"I feel that by administering ancillary therapies beyond antimicrobials in situations like these, we are asking a calf to respond to additional stimuli at a time when the calf’s system is overloaded simply trying to respond to the immune challenge and survive. We may be overloading the system so to speak.”
"The group of calves that received no ancillary therapy had numerically improved performance, went longer between receiving antimicrobial treatments, and had numerically fewer deads. However, we did end up with more off-trials in the no-ancillary-therapy group, so total animals that died or were removed was almost identical. I believe the extra stimuli from the ancillary therapy may have caused these extremely high-risk calves perform worse, have more severe clinical scores, be retreated sooner, and ultimately die sooner rather than becoming a chronic.” “At a minimum there appears to be no justification for using any of the three ancillary therapies tested in this experiment.”

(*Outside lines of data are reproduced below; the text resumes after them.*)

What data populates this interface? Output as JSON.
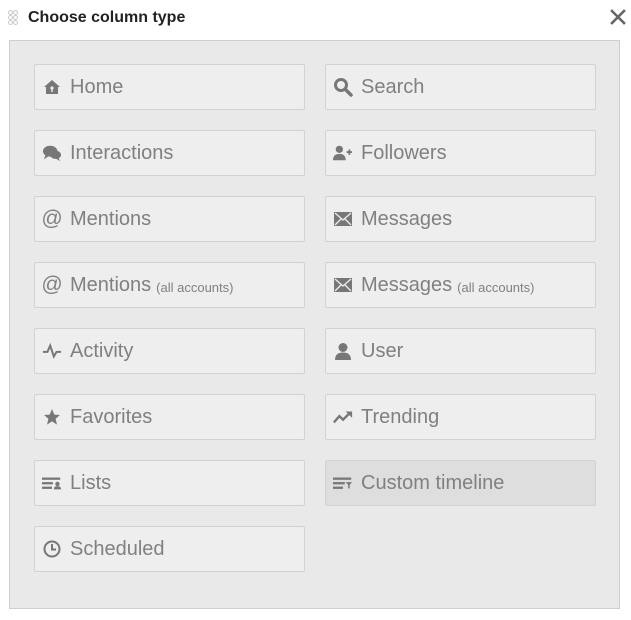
{
  "dialog": {
    "title": "Choose column type",
    "close_icon": "close-icon"
  },
  "column_types": {
    "home": {
      "label": "Home",
      "icon": "home-icon"
    },
    "search": {
      "label": "Search",
      "icon": "search-icon"
    },
    "interactions": {
      "label": "Interactions",
      "icon": "speech-bubbles-icon"
    },
    "followers": {
      "label": "Followers",
      "icon": "user-plus-icon"
    },
    "mentions": {
      "label": "Mentions",
      "icon": "at-icon"
    },
    "messages": {
      "label": "Messages",
      "icon": "envelope-icon"
    },
    "mentions_all": {
      "label": "Mentions",
      "sub": "(all accounts)",
      "icon": "at-icon"
    },
    "messages_all": {
      "label": "Messages",
      "sub": "(all accounts)",
      "icon": "envelope-icon"
    },
    "activity": {
      "label": "Activity",
      "icon": "pulse-icon"
    },
    "user": {
      "label": "User",
      "icon": "user-icon"
    },
    "favorites": {
      "label": "Favorites",
      "icon": "star-icon"
    },
    "trending": {
      "label": "Trending",
      "icon": "trending-icon"
    },
    "lists": {
      "label": "Lists",
      "icon": "list-icon"
    },
    "custom_timeline": {
      "label": "Custom timeline",
      "icon": "custom-timeline-icon",
      "state": "hovered"
    },
    "scheduled": {
      "label": "Scheduled",
      "icon": "clock-icon"
    }
  }
}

Ultimately the researchers summarized ancillary treatments are most likely an unnecessary expense and offer no benefit to calf health or performance.
The full journal article on this research can be read in the Journal of Animal Science at this URL:
Will NSAIDs help BRD treatment?
In a literature review, Wilson and others noted the non-steroidal anti-inflammatory drugs might be justified for animal welfare and comfort, or they may provide no benefit, or in some cases they may provide negative influence.
“As you know, NSAIDs such as flunixin meglumine, which we used in the experiment, have been shown to reduce inflammation and fever in beef cattle,” Wilson says.
“I think there are two issues here. One, a fever is a natural biological response by the body to a pathogen/immune challenge. I don’t know that a fever is necessarily a bad thing in all circumstances, and I don’t know that we fully understand the costs versus the benefits of relieving the fever, just the symptom, and how that impacts the response to the pathogen/immune challenge.
“The other issue is how we use these products in practice versus how the products work pharmacologically. For example, the industry commonly would administer a dose of flunixin meglumine along an antibiotic at the time of BRD treatment. That animal then would not likely receive another dose of flunixin meglumine until it met the PTI requirements and was pulled again days later if it didn’t respond to the initial BRD treatment. That said, the half-life of flunixin meglumine is only 3.14 to 8.12 hours, according to the label, so at best we are relieving the symptoms of the calf for a few hours.
“Maybe that is beneficial, maybe it isn’t. Our research would say it isn’t. Other options would be redosing flunixin meglumine every few hours or finding a longer lasting NSAID.”